The new GDP back series data released last week by the National Statistical Commission were not accepted by the current government saying that the figures were not official but experimental, while the former called it work-in-progress. The Congress, on the other hand, did not fail to seize the opportunity to show how the economy had fared better under UPA than under NDA.
Bloomberg’s analysis of the new series GDP data released on August 17, 2018, showed that growth was higher over 2003-04 to 2011-12 and lower before that from 1994-95. This has resulted in a renewed battle between the now government and the UPA, with the latter claiming that the economy was mismanaged every time the NDA was in power and soared high under the UPA regime.
The earlier series was calculated based on the base year of 2004-05, and the new series has been calculated on the base year of 2011-12.
However, the story that the numbers tell is not so simple.
While the difference between the GDP values calculated using two different base years is not very significant, we tend to overlook many parameters overshadowed by the GDP when it comes to the actual economic well-being of a country.
Consider the 2008-9 period. The Indian economy witnessed double-digit growth in 2007-08 (as per the new series), right before the global financial crisis. The current account and capital account deficits were more steady compared to the 2010-11 period. This period also witnessed high global growth. However, inflation was extremely high at above 9%.
In 2010-11, GDP growth was 10.78% (based on new series data). However, if one considers macroeconomic variables in the same year, it can be seen that it was also a period of high inflation. This growth can also be attributed to the fiscal and monetary stimulus following the 2008-09 global financial crisis, which was not withdrawn for long, eventually resulting in wider deficits and higher inflation.
Further, growth rates under the current BJP regime were adversely affected due to the introduction of disruptive reforms such as demonetization and GST, which are expected to show positive economic effects with a lag, like any other reform.
Then and Now: So what’s the difference?
A back-dated GDP series allows economists to better gauge the potential growth rate of an economy.
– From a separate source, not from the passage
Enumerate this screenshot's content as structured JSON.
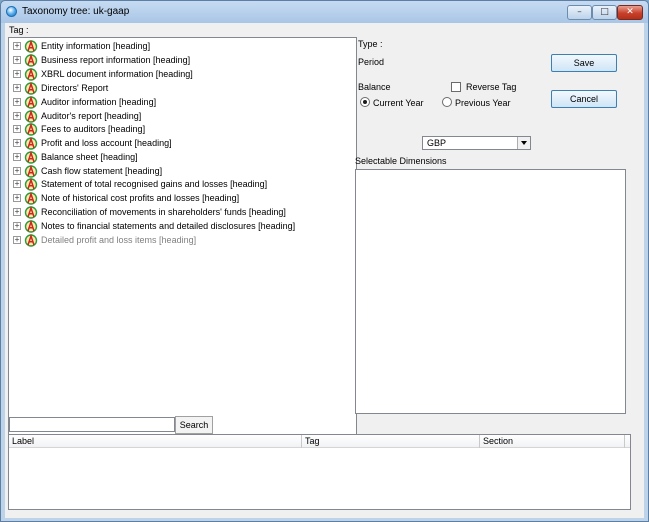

Earlier in August, the IMF estimated India’s potential growth rate at 7.3% for 2017-18 and expects the rate to be ~7.75% for 2018-19. Based on the new data, Bank of America-Merrill Lynch estimates India’s potential growth rate to be ~8% for 2018-19.
Further, a comparison of the growth rates in the old series with 2004-05 as the base year and the new one with 2011-12 as the base year carried out by Bloomberg revealed minimal differences. The GDP can be calculated using either expenditure numbers or production numbers, and a reconciliation between both these methods is the discrepancy variable that can be seen in the comparison.
While considering economic growth, especially after the 2008 crisis, one must note that several favorable policies were implemented. India’s economy has also benefited from global growth and other macroeconomic factors. Recent initiatives such as GST and demonetization have had a bearing on the GDP numbers, so have fiscal and monetary stimuli in the past.
Hence, the GDP figure or growth rate alone is not the only and tell-all sign of a nation’s economic health. How it has been calculated and the global and national economic scenario prevailing at the time must also be considered. Further, measures such as gender parity, climate change, water and sanitation, and human development index should be included while quantifying a nation’s holistic development.